I would have been more comfortable with a more cautious, scholarly approach, on the one hand, or a more purely novelistic one, on the other. On one point, though, they got me going, that being their repeated references to the vision quests through bloodletting. Apparently the Maya would do stuff life putting stingray barbs through their penises and tongues in order to obtain visionary access to spiritual realms.
Now that made it seem a bit more plausible, but still left me wondering what the intoxicating agent s might have been. That is nowhere addressed.
Both are very colorful, often as if self-illumined. Both delineate forms starkly. This is how things look to me--and to many others, from what I hear--under the influence.

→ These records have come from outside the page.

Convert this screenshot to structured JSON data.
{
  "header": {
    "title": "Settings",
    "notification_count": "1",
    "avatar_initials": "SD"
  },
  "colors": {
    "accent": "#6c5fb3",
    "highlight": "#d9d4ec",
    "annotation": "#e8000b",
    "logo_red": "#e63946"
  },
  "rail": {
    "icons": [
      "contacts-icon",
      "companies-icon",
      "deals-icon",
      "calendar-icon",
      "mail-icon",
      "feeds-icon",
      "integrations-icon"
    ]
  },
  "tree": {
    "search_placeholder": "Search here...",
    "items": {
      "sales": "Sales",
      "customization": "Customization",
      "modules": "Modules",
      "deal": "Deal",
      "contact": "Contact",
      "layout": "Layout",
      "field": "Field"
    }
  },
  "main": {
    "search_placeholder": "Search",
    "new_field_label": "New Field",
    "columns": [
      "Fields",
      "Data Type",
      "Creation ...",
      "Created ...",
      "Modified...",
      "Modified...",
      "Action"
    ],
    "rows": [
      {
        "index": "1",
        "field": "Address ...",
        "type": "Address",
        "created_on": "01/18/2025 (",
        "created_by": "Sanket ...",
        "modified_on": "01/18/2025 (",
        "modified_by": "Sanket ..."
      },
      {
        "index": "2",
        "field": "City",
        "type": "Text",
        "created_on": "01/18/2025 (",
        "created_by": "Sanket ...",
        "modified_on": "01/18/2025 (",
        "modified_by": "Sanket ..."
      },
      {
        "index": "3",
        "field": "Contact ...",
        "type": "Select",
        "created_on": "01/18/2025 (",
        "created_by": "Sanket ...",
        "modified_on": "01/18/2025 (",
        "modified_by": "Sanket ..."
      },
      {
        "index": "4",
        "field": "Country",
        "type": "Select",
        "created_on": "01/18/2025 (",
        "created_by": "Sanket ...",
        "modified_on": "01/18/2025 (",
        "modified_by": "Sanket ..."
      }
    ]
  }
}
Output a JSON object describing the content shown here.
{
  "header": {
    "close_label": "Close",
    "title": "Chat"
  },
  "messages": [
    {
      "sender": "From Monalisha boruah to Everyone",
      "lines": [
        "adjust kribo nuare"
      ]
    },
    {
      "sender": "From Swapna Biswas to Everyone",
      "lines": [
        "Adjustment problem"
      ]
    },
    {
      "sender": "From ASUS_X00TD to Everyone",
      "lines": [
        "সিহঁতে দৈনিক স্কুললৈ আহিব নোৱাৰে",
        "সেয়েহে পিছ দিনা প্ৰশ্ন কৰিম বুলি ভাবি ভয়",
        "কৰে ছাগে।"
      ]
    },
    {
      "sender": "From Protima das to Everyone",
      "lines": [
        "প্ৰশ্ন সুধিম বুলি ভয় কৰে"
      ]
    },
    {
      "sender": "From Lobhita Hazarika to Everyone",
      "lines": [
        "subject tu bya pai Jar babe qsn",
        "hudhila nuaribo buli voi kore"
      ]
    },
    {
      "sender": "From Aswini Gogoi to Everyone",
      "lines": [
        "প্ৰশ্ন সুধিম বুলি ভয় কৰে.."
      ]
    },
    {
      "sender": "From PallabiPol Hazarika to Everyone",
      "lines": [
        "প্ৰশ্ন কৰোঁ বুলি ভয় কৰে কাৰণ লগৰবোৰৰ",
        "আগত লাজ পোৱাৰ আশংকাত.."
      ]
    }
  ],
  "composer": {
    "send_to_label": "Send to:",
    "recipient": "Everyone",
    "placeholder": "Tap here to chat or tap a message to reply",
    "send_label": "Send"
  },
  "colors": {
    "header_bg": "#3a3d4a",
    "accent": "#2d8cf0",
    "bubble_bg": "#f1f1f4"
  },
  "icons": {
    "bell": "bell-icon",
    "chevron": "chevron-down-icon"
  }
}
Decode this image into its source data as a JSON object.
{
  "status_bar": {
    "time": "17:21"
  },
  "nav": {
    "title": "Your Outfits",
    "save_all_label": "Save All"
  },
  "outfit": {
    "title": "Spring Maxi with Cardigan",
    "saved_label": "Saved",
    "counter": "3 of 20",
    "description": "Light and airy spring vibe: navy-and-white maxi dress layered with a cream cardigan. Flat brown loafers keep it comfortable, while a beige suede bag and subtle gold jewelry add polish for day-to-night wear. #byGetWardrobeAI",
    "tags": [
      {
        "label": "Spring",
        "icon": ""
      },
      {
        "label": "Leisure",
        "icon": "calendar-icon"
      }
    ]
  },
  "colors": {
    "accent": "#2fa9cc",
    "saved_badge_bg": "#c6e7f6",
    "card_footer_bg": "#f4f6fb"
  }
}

Descuento del mes: Una Selva de Reyes
UNA SELVA DE REYES: LA ASOMBROSA HISTORIA DE LOS ANTIGUOS MAYAS